POPULATION SERVED: 2,000
The first expansion of the Chiga Community Water and Sanitation Project came at the request of a single woman who stood up and asked for the clean water to come into her village, Kadiju.
Kadiju is a community made up primarily of laborers and small business owners. While Kenyans elsewhere throughout Kisumu County grow a large portion of their food on their own land, gardens are less common in the Chiga sublocation. The members of the community most commonly cite a lack of access to water for irrigation as well as a lack of knowledge of farming techniques for this trend. As a result, food insecurity is high in this region, a serious problem in a population with an HIV infection rate near 20%.
In 2013, the Kalucy Kiosk was raised. The kiosk was built along Kibos Road, the main road running through the Chiga area, and near the Kalucy Market. Fed by a 1.1 kilometer subterranean pipeline, the kiosk has a 5,000 liter holding tank to ensure uninterrupted service.
FROM THE COMMUNITY | 2014
One year ago Lilian was anxiously awaiting the grand opening of the water kiosk in her village. As it was, every two days Lilian would travel over seven miles to collect enough water for her small family, ensuring that they had enough in storage in case the water ran dry. When the water was plentiful, she would spend over three hours carrying a jerry can weighing 40 pounds on her head. When the water ran out, she would have to travel even further to collect water for her family.

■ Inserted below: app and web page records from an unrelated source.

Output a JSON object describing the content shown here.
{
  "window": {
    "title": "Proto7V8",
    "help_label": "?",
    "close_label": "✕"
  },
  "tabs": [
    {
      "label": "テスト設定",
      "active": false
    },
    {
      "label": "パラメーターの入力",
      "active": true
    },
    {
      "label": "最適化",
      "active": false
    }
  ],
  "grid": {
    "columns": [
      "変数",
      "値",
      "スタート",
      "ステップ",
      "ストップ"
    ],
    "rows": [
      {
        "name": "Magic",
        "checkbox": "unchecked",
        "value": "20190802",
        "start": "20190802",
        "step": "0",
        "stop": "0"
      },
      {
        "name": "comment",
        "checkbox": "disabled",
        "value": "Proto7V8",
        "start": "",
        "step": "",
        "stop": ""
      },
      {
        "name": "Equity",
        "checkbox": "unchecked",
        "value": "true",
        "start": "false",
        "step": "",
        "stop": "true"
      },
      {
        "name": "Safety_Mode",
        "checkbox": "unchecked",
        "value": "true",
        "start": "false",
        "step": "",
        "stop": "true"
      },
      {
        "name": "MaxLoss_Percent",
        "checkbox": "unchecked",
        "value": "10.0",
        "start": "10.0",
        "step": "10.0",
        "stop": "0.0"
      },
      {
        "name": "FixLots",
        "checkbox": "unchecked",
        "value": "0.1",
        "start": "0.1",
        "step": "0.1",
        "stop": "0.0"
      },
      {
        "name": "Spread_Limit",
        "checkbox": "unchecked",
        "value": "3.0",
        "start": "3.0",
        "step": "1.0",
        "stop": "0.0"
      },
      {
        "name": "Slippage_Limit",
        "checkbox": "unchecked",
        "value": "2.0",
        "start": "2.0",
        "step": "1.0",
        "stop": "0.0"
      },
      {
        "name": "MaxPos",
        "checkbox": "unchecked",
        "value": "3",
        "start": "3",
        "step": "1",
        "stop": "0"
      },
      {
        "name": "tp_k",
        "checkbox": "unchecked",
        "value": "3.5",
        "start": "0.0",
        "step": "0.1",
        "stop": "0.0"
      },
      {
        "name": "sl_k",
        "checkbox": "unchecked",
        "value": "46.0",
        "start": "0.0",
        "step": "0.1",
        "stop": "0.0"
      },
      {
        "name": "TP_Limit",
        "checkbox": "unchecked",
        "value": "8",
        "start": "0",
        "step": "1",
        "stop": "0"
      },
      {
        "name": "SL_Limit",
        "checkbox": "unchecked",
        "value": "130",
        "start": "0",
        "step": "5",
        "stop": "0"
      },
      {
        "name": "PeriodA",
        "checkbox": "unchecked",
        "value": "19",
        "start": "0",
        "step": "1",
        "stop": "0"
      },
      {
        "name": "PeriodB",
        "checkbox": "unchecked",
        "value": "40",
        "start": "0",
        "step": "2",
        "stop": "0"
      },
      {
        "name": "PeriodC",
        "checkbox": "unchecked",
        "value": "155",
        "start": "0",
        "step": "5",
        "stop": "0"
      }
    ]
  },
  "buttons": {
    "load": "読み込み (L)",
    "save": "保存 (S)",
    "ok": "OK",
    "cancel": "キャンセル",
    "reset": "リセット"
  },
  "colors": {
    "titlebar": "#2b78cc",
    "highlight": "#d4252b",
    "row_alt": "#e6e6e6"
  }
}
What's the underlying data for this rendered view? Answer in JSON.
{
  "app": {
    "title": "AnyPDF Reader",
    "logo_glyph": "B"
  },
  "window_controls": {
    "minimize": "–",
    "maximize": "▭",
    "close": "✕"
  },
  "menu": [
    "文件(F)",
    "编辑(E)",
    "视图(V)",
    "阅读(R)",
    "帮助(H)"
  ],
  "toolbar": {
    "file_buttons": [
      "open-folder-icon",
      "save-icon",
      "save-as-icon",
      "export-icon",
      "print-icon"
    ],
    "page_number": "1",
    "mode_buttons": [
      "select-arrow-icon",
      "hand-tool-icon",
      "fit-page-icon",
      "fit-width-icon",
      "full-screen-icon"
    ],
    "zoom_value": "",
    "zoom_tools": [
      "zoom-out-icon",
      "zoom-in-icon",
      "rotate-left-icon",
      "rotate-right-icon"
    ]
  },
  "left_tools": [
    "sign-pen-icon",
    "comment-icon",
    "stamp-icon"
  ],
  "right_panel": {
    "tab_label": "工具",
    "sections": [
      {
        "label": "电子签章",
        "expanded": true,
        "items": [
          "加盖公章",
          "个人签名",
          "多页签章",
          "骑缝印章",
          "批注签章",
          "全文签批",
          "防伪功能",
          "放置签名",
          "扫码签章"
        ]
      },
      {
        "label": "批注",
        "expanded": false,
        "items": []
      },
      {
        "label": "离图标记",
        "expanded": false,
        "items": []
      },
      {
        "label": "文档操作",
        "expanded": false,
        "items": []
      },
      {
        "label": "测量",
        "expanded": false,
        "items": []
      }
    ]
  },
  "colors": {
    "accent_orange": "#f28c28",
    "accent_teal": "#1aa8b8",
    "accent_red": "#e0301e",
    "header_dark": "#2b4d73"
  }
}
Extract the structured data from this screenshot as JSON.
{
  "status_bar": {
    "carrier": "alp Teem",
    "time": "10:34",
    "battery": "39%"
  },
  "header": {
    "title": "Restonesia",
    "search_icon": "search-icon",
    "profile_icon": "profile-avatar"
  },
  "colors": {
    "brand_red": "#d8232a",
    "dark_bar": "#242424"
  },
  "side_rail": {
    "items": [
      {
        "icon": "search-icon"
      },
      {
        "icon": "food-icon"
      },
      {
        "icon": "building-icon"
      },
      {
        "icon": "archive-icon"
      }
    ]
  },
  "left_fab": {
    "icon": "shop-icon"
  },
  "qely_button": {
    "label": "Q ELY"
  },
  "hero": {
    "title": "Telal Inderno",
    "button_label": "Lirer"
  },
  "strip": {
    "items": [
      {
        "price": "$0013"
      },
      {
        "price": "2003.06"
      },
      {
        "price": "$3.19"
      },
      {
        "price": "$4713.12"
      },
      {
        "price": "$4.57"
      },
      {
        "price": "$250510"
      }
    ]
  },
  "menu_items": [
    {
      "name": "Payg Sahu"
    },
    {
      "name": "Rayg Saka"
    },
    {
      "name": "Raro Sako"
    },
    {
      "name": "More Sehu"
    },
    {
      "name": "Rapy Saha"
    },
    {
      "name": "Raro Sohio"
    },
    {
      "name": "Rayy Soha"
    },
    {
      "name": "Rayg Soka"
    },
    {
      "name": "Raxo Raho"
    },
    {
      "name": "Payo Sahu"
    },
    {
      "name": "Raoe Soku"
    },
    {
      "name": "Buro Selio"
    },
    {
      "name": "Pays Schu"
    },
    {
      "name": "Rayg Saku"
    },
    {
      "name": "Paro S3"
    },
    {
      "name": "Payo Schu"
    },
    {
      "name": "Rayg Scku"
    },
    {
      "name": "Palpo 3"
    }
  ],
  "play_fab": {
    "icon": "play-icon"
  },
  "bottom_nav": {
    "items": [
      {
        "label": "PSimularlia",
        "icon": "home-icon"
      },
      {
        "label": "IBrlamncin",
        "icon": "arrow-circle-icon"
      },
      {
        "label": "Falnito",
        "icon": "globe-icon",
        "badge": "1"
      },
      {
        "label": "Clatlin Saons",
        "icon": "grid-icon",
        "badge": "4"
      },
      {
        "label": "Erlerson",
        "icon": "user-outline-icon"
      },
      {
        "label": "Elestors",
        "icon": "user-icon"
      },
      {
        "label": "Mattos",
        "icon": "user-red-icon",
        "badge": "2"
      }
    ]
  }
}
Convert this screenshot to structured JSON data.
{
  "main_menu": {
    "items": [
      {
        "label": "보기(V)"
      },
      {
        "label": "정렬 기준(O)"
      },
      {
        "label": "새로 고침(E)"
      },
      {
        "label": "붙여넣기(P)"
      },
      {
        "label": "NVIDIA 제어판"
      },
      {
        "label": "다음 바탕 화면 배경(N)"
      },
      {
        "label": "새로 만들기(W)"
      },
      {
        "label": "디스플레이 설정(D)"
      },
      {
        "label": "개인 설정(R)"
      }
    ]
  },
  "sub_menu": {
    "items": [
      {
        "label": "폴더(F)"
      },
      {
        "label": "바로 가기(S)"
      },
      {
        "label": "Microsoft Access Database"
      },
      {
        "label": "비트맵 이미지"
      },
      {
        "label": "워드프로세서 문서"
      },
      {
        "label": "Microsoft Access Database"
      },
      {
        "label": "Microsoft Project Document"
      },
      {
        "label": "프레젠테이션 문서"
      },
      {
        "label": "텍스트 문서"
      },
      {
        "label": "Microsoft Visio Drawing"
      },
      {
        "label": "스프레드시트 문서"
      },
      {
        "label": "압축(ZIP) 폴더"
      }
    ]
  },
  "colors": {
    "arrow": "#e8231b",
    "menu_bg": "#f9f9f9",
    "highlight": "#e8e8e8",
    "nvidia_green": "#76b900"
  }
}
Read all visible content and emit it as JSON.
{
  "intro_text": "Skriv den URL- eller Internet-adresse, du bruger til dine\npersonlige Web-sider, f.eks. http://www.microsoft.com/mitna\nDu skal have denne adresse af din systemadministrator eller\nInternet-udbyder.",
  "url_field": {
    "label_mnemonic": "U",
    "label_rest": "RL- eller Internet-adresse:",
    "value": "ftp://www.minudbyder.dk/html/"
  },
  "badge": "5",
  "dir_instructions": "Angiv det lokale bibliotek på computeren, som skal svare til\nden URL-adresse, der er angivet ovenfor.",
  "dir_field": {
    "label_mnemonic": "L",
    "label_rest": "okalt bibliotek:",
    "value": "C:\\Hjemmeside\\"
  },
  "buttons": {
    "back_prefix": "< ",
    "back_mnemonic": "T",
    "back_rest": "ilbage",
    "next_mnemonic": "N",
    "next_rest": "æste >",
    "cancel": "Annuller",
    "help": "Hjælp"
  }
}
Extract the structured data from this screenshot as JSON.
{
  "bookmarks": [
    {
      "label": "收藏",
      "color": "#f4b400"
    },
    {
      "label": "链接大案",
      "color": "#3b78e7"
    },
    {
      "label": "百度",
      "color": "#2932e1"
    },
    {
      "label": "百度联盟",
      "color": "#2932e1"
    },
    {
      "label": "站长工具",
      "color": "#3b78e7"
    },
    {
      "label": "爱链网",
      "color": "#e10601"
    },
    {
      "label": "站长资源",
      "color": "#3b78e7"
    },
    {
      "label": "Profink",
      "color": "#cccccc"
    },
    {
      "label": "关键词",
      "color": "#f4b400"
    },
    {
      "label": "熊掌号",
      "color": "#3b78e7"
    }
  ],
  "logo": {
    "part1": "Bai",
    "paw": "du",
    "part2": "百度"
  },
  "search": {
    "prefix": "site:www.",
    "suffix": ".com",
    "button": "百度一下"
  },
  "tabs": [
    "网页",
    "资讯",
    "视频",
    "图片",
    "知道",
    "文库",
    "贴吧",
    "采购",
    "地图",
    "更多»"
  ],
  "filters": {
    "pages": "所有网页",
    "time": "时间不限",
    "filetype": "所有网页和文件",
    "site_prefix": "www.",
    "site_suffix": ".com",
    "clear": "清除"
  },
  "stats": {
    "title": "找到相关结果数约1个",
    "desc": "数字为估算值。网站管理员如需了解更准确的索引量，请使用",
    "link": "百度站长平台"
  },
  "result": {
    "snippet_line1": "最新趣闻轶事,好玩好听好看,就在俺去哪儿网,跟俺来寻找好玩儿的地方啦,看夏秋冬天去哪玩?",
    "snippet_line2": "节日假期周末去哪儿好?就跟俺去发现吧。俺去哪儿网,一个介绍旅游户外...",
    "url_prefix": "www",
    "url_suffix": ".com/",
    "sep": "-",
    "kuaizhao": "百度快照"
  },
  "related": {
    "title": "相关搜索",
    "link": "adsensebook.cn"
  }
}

One year ago Lilian’s life changed.
The water station we built a year ago is only 100 meters from her house, an easy six minute walk. She makes this walk every day now, speaking with the women that run the kiosk and catching up on the local gossip. Because this kiosk is so close to her home, she saves hours each day, hours that can be spent working on her business, taking care of her family, and growing food.
When asked if the water station has improved her life and her ability to provide this vital resource to her family, her answer was an unequivocal: Yes!
It has been a year since we finished construction on the water station in Kadiju, and it has already transformed so many lives. In the last year 2,000 people have gained access to clean water. Twenty women have received training in community leadership. And eight women have received advanced training in water, health, sanitation, and communication. This barrier in the lives and livelihood of the women in this village has been torn down, and through this water they have the time, the money, and the health to continue improving their families, their communities, and their lives.